- _AIM OF THE TASK_
Search the data for the word "content" and copy each line that has it.

- _EXERCISE INPUTS_

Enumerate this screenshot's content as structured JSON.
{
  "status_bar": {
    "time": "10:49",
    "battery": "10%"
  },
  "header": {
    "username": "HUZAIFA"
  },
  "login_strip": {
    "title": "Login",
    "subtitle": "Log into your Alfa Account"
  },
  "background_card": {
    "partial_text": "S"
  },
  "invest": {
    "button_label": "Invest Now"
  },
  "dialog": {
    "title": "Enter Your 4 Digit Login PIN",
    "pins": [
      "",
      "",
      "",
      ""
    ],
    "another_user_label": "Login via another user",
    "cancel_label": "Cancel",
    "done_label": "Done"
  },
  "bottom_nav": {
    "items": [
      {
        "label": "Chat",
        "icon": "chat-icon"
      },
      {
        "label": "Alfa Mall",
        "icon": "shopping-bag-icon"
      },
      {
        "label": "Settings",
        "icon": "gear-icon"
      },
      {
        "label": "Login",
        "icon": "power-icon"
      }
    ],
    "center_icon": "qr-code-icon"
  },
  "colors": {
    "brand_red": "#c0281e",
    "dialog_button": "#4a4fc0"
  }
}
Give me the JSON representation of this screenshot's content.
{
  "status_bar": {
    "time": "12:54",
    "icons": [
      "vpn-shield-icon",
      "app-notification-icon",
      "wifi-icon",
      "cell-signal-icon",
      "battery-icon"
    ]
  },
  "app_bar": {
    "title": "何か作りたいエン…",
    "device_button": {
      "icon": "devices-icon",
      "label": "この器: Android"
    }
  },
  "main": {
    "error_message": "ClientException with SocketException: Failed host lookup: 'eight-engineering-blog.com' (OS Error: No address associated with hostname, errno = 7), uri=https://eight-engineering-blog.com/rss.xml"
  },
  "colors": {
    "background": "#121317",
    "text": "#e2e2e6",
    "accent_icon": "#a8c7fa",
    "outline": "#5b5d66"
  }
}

- _EXPECTED ANSWER_
Enumerate this screenshot's content as structured JSON.
Give me the JSON representation of this screenshot's content.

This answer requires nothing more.